→ **Exercise**
Exactly repeat all the records below, omitting the images they hold.

[Entries from a dataset of interfaces]
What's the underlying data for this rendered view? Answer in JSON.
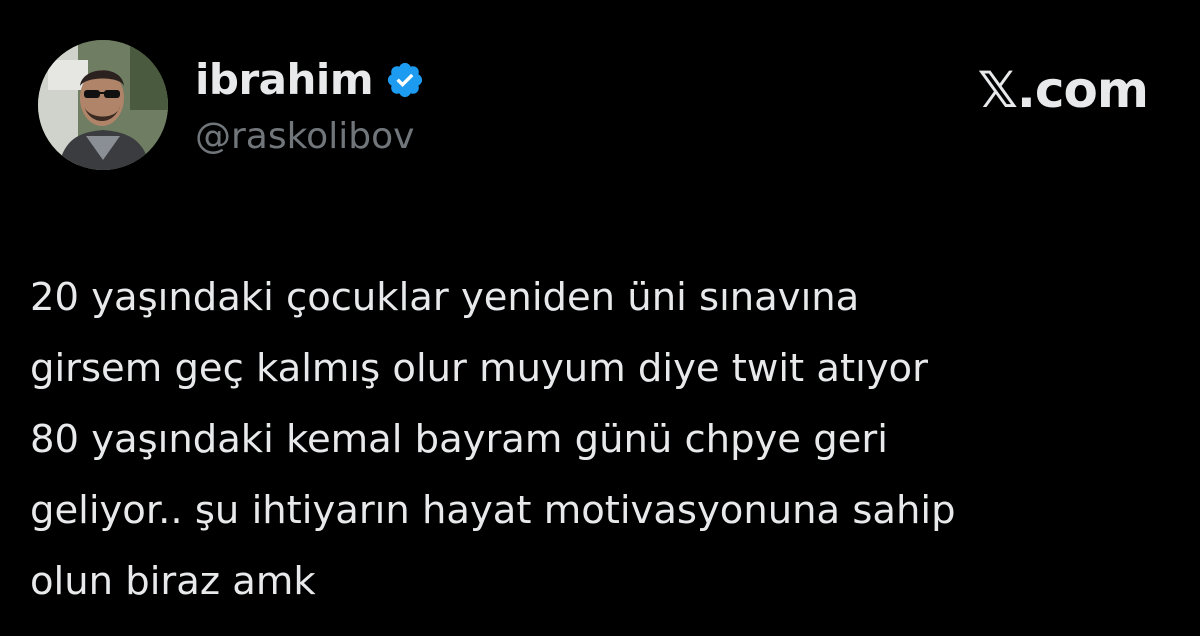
{
  "author": {
    "display_name": "ibrahim",
    "handle": "@raskolibov",
    "verified": true,
    "avatar_icon": "profile-photo"
  },
  "brand": {
    "label": "𝕏.com"
  },
  "tweet": {
    "text": "20 yaşındaki çocuklar yeniden üni sınavına\ngirsem geç kalmış olur muyum diye twit atıyor\n80 yaşındaki kemal bayram günü chpye geri\ngeliyor.. şu ihtiyarın hayat motivasyonuna sahip\nolun biraz amk"
  },
  "colors": {
    "background": "#000000",
    "text_primary": "#e7e9ea",
    "text_secondary": "#71767b",
    "verified_blue": "#1d9bf0"
  }
}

→ **Written solution**
What's the underlying data for this rendered view? Answer in JSON.
{
  "author": {
    "display_name": "ibrahim",
    "handle": "@raskolibov",
    "verified": true,
    "avatar_icon": "profile-photo"
  },
  "brand": {
    "label": "𝕏.com"
  },
  "tweet": {
    "text": "20 yaşındaki çocuklar yeniden üni sınavına\ngirsem geç kalmış olur muyum diye twit atıyor\n80 yaşındaki kemal bayram günü chpye geri\ngeliyor.. şu ihtiyarın hayat motivasyonuna sahip\nolun biraz amk"
  },
  "colors": {
    "background": "#000000",
    "text_primary": "#e7e9ea",
    "text_secondary": "#71767b",
    "verified_blue": "#1d9bf0"
  }
}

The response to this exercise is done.